» **Exercise aim**:
Return the lines below that carry the word "unit".

== Listed entries ==

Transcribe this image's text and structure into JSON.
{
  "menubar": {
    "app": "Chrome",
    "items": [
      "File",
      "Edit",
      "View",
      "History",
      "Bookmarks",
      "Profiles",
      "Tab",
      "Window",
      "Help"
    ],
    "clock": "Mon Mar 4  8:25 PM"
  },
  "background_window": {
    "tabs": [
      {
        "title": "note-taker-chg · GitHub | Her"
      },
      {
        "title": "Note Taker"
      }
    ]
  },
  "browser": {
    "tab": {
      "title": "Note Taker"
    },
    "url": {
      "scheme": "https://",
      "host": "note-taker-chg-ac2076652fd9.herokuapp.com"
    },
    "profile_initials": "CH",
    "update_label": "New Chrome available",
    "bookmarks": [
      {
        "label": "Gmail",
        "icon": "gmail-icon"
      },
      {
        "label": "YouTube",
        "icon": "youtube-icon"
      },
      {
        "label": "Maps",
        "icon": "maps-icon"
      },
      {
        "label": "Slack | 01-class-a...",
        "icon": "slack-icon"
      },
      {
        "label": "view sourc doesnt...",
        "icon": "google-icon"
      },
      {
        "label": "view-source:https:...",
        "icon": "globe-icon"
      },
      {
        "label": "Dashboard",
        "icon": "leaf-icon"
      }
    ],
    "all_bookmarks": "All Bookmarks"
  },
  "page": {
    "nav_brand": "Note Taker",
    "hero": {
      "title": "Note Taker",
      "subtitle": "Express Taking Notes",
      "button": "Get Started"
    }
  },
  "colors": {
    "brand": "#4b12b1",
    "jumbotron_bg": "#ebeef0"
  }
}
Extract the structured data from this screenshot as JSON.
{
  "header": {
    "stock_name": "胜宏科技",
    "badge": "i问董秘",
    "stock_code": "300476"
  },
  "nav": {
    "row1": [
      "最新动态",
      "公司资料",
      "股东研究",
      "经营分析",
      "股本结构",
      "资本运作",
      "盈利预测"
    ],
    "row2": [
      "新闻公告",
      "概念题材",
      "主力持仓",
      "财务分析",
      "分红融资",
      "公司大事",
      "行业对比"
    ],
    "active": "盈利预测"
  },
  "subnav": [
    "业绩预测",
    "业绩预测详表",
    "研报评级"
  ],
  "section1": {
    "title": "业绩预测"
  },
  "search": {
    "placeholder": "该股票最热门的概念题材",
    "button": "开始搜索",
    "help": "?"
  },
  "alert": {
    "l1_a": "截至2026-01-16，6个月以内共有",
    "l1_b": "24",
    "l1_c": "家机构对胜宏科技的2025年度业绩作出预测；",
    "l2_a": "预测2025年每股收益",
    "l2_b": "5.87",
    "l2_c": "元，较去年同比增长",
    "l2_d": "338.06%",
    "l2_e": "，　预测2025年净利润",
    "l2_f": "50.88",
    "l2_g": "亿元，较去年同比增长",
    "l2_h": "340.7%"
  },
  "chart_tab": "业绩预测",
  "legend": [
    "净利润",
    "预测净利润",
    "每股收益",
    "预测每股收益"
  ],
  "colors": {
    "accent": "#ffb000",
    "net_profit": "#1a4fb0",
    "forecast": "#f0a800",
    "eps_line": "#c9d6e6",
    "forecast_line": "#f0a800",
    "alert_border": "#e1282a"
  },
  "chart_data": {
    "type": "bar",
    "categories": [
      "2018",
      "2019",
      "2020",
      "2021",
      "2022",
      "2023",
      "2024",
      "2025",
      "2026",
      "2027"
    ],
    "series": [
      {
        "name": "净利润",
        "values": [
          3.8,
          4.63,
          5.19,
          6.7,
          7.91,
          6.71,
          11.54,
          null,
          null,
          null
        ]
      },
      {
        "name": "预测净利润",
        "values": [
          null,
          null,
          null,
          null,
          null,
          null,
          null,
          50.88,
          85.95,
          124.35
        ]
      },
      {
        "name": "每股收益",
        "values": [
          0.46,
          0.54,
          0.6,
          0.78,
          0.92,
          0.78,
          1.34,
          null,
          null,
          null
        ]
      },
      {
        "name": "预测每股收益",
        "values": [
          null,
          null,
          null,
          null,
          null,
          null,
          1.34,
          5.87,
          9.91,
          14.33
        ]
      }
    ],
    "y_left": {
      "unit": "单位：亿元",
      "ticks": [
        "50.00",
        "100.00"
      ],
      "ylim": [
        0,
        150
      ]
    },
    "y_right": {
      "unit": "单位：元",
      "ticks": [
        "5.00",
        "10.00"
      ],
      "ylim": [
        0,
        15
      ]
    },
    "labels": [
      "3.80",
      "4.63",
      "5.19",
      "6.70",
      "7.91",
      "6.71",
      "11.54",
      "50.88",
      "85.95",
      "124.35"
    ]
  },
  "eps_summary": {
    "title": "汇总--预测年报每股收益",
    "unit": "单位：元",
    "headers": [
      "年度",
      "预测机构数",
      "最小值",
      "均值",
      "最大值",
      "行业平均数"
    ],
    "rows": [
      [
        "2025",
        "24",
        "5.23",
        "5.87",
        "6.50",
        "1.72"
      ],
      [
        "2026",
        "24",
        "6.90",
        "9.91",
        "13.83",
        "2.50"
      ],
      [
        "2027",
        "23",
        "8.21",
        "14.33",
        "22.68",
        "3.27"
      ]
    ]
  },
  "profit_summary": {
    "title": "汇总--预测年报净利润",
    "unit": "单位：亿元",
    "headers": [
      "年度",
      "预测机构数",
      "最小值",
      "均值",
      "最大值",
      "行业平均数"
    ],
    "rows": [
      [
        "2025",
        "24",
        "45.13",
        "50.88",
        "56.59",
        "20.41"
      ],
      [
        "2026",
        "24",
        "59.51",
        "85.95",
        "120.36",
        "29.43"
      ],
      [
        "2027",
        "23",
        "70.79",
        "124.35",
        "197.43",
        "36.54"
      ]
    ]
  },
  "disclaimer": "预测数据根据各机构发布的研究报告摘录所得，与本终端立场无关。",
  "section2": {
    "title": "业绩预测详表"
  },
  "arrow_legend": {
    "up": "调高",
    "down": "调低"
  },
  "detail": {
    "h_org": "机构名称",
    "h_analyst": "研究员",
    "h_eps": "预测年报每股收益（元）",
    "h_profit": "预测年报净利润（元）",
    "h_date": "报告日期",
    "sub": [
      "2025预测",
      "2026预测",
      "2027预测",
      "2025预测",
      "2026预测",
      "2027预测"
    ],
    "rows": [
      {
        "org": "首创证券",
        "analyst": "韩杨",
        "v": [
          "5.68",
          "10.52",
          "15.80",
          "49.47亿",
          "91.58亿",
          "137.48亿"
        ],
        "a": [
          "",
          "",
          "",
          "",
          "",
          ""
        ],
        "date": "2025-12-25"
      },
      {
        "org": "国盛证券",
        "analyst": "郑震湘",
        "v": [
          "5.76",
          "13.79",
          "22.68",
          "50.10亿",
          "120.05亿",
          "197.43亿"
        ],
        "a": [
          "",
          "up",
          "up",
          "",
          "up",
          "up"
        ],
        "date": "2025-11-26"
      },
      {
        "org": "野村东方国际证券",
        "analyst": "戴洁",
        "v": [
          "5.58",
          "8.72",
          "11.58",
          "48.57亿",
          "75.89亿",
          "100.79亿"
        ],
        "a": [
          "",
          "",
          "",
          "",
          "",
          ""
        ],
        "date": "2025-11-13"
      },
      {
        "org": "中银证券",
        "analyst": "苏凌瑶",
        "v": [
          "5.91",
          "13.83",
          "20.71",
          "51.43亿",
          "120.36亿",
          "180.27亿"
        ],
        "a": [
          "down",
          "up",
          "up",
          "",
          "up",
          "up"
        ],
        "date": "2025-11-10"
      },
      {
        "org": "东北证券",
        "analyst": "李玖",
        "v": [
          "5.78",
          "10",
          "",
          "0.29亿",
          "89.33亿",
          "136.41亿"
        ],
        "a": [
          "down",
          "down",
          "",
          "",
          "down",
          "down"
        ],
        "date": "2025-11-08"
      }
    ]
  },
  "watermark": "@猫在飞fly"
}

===

» **Answer area**:
      "unit": "单位：亿元",
      "unit": "单位：元",
    "unit": "单位：元",
    "unit": "单位：亿元",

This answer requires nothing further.